Go through the lines below and copy each one that holds the string "this".

-- Opening Marker --

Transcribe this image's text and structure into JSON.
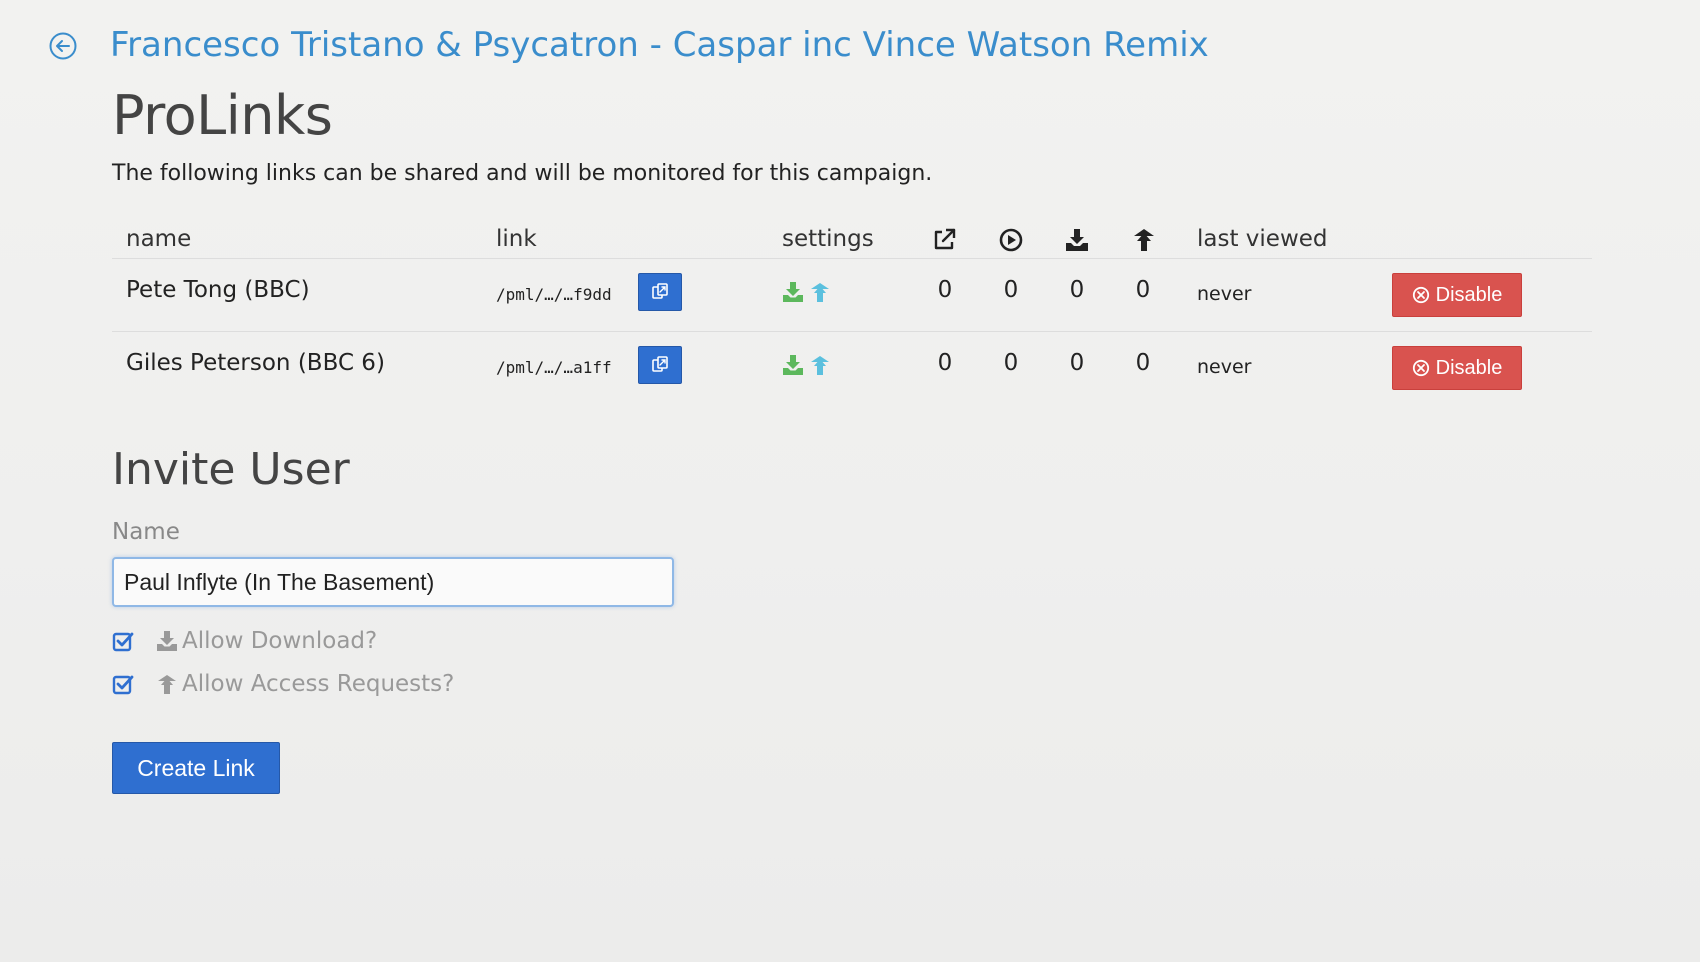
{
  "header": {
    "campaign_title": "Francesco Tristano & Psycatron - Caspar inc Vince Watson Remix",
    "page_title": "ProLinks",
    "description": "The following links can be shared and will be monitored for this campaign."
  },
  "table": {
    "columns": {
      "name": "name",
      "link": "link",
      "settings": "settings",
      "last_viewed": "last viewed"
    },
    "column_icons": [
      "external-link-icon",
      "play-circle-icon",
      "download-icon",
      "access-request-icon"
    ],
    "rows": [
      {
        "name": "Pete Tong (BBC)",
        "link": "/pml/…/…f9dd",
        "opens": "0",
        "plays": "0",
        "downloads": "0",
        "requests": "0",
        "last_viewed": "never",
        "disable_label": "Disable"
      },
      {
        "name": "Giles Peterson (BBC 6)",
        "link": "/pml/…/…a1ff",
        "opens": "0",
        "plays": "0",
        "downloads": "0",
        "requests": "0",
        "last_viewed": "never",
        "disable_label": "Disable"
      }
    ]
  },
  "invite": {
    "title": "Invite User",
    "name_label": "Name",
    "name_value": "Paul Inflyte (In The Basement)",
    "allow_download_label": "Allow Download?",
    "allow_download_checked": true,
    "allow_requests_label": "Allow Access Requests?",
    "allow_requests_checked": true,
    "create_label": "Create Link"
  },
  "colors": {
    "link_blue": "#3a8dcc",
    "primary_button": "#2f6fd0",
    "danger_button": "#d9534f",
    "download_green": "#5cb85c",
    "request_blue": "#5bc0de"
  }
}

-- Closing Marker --
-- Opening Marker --

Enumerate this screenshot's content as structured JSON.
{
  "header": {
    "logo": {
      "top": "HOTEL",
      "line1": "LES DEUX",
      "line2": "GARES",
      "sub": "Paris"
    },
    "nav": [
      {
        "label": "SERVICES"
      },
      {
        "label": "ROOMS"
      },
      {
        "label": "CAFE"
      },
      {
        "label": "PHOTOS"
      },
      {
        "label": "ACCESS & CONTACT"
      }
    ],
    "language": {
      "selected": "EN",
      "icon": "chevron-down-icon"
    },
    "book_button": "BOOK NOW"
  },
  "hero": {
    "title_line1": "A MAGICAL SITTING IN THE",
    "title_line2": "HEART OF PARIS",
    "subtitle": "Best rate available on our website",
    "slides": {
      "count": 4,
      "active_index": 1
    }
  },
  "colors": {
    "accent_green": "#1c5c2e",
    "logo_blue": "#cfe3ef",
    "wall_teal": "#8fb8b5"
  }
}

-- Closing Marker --
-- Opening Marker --

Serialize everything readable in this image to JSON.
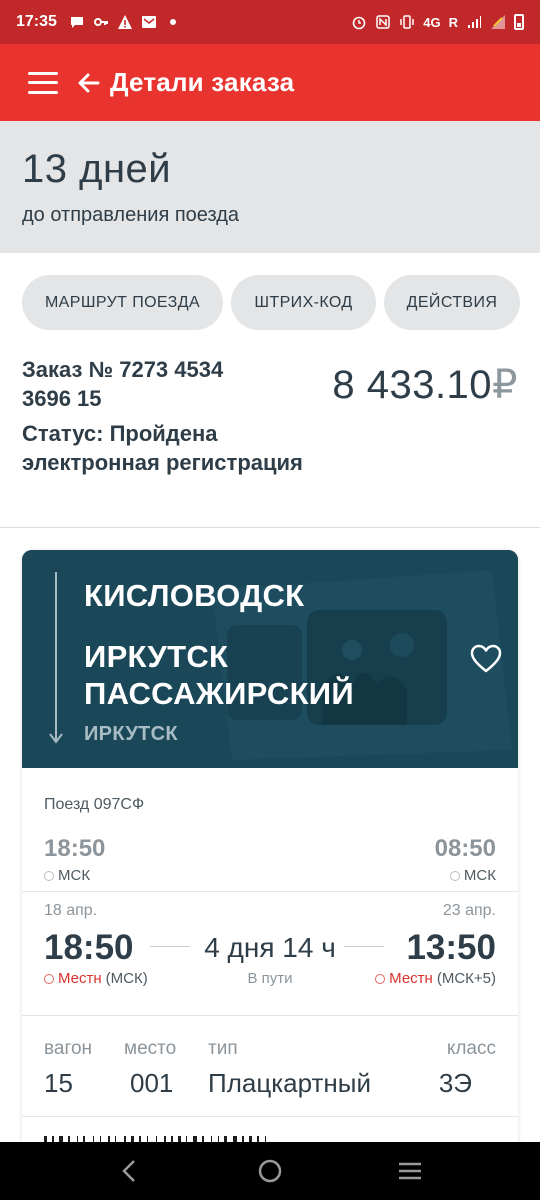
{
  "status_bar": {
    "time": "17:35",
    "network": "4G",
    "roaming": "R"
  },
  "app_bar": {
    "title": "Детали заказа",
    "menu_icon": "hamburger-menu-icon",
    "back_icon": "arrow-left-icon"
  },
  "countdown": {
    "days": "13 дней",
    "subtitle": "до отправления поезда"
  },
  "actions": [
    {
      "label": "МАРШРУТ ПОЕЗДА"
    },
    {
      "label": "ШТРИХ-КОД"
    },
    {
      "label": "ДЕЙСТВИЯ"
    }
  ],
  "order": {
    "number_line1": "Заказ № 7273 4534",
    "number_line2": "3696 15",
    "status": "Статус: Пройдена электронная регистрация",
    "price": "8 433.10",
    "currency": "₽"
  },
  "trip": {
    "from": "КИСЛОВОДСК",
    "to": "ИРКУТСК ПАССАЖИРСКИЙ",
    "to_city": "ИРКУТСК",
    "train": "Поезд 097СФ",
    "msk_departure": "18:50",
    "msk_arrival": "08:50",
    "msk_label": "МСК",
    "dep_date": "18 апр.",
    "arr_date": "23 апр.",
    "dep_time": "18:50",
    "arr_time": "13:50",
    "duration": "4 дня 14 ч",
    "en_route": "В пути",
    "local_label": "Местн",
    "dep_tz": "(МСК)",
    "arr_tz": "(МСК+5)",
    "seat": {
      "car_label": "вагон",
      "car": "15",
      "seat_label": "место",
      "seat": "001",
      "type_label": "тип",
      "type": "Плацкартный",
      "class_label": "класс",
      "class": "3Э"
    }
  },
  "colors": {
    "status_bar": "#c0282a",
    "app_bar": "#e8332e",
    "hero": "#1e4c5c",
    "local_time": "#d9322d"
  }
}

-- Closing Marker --

Answer box »
Transcribe this image's text and structure into JSON.
    "description": "The following links can be shared and will be monitored for this campaign."
Enumerate this screenshot's content as structured JSON.
Serialize everything readable in this image to JSON.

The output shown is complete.